All four were excellent and over-delivered, but the story here, in a sense, was the groundswell of support right the way through the flight. Our tasters found very little to dislike.

‘At the lower end they were likeable and easy to drink. At the top end they had distinctly more complexity,’ said team leader Richard Bampfield MW.

‘They had lots of fruit and were very pleasant to drink,’ echoed Marco Adreani from The Pass at South Lodge. ‘Lots going on, lots of complexity for the money.’

Admittedly, regions like Navarra, Somontano and Campo de Borja are not the sort of names that restaurant customer actively look for, but their pricing of all the medal winners was so good that they wouldn’t require much persuasion. And the wines’ versatility was a plus point, too.

As well as no-brainer matches such as lamb, with their generosity of fruit, the tasters felt they’d be good with ‘slightly spicy foods’ as well, provided the alcohol was kept in check (not always the case – it was generally the only downside of the flight).
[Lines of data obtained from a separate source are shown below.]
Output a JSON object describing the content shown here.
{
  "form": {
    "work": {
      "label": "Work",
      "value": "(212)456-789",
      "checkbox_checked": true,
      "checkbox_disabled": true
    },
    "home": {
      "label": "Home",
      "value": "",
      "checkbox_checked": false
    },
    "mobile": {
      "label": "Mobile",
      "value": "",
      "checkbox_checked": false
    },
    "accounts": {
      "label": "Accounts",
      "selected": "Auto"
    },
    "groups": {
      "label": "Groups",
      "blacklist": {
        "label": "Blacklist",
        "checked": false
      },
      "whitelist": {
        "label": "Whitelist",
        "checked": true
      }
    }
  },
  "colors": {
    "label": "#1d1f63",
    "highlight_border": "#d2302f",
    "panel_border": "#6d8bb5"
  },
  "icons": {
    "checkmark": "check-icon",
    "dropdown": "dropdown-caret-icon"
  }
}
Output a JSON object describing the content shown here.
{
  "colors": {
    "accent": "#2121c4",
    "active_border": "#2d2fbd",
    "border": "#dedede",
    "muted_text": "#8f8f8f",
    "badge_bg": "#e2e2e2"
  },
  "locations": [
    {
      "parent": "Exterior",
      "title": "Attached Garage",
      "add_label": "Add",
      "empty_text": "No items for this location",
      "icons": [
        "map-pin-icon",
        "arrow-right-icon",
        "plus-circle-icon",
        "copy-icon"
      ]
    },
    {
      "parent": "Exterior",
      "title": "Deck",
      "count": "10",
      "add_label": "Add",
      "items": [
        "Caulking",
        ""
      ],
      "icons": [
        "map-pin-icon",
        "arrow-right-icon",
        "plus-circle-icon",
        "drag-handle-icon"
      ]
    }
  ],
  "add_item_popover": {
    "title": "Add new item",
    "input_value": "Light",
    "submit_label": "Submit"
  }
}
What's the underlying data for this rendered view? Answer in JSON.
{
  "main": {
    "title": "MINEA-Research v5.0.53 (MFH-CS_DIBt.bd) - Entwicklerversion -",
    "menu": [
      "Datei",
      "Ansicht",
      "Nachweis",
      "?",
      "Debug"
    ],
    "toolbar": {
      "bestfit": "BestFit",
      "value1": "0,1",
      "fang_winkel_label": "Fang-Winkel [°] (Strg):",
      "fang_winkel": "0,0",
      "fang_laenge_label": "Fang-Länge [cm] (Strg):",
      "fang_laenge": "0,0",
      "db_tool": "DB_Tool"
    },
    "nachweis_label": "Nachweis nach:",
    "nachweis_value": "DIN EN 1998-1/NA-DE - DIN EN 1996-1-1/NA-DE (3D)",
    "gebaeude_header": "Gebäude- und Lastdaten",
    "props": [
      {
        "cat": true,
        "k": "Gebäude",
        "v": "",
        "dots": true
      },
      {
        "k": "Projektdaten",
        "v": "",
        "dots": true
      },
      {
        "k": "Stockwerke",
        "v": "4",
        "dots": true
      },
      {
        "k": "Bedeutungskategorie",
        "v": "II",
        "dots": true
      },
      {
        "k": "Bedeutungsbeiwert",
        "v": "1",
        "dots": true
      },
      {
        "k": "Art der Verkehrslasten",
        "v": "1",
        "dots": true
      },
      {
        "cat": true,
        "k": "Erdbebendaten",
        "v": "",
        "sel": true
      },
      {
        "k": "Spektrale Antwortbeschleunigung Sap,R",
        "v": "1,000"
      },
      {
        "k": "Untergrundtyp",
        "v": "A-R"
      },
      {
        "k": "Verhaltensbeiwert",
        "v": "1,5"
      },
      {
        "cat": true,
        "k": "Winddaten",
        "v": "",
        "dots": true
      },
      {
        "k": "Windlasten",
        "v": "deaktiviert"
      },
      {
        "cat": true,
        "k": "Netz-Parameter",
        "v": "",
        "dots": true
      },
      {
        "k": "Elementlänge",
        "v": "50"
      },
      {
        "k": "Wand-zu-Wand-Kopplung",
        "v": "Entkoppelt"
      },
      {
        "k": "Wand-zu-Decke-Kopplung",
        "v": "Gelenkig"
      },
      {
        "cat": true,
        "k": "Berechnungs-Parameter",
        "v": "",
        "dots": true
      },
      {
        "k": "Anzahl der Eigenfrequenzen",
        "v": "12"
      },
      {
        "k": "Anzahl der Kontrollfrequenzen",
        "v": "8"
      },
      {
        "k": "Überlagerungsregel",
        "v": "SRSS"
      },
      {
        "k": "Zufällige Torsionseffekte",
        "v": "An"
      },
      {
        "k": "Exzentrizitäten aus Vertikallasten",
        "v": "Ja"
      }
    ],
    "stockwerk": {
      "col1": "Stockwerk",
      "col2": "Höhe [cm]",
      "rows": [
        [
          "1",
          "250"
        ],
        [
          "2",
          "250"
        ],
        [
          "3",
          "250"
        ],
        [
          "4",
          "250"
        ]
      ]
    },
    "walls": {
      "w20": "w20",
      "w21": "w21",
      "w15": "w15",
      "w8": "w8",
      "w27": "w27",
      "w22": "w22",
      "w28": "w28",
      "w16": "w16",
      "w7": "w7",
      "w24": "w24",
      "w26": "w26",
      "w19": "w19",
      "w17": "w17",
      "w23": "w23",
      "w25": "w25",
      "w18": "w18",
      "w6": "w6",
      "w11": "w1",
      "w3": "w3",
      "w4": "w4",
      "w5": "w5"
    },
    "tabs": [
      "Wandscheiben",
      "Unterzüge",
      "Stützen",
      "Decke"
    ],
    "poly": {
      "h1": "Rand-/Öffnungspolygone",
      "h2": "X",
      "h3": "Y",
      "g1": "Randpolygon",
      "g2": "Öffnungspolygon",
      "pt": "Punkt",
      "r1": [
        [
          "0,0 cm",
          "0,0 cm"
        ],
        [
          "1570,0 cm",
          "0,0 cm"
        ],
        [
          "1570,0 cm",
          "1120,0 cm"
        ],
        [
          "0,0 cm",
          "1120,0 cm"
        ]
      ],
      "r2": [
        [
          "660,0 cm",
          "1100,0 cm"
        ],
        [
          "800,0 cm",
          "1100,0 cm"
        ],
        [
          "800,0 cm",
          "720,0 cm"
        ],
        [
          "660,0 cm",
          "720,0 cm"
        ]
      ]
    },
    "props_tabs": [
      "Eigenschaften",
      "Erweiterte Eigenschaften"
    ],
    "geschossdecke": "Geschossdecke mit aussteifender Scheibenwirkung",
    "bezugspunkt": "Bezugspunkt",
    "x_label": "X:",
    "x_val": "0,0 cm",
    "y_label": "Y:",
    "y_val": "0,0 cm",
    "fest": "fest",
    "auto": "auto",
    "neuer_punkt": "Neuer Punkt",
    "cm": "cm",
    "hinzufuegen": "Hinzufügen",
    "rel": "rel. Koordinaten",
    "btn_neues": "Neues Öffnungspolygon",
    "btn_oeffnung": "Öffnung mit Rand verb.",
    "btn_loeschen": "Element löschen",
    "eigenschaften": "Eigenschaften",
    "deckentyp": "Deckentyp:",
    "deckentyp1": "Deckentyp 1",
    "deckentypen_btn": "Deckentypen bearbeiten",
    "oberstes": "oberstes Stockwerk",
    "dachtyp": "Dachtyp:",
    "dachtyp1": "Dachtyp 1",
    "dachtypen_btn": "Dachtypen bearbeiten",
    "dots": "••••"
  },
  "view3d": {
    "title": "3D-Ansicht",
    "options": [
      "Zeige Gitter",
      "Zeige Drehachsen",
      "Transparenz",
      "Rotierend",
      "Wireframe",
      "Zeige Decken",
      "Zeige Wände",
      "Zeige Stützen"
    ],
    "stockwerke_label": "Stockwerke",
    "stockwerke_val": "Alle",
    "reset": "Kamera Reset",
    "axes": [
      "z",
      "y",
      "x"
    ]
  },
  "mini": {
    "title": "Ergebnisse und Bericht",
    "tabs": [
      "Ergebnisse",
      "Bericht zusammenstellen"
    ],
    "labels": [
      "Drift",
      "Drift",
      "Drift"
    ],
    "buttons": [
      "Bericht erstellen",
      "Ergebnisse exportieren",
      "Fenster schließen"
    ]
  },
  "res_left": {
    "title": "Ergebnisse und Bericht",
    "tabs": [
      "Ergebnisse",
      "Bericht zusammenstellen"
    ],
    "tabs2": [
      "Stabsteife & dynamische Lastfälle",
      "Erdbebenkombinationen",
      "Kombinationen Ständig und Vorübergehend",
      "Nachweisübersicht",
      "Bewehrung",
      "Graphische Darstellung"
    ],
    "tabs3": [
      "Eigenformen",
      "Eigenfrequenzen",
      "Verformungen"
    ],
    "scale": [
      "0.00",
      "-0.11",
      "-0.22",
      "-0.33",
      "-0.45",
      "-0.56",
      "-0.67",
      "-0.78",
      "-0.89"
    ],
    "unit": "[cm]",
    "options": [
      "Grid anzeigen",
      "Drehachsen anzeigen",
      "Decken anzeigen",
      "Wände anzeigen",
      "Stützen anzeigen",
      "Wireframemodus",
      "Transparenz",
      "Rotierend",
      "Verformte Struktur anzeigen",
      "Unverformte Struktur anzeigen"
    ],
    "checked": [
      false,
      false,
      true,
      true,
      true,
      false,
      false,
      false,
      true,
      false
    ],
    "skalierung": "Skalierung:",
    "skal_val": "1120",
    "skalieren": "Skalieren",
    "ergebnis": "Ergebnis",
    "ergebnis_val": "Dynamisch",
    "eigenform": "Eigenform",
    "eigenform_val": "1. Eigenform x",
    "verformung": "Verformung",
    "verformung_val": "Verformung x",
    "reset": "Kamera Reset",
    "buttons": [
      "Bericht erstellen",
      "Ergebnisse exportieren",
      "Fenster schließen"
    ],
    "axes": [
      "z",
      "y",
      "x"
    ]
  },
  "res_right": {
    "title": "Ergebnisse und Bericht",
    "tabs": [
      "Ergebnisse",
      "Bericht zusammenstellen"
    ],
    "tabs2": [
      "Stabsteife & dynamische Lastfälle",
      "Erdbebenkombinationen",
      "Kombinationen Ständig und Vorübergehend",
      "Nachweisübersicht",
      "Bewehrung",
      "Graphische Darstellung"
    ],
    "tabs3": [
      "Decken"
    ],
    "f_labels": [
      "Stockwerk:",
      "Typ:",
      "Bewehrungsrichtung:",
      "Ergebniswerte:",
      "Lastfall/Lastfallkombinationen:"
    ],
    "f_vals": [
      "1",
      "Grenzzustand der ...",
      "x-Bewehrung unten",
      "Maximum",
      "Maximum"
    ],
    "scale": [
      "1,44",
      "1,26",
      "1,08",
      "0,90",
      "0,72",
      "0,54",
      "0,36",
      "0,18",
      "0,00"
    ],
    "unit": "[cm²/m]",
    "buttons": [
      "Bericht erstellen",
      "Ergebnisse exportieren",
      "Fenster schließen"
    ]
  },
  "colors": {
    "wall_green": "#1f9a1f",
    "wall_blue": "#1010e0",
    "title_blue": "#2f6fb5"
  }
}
‘Jamon Iberico shavings and wines like this. That’s all you need,’ said The Arts Club’s Athila Roos, kindly giving us his recipe for a happy and balanced life through a mouthful of well-priced Garnacha.

So despite the mysterious absence of Miguel Torres – the gran hombre of Catalonia took both Golds last year – this was a massively successful section of the competition.


‘The whites are a good alternative to Chablis, I’m finding more and more people are going for this region unprompted.
Nick Chiu, South Lodge Hotel

‘Outside Rioja, this year the Spanish reds have been good. People tend to associate Spain with old-fashioned winemaking, but the stuff making it to medal stage this year has been pretty modern.’
Christine Parkinson, Hakkasan Group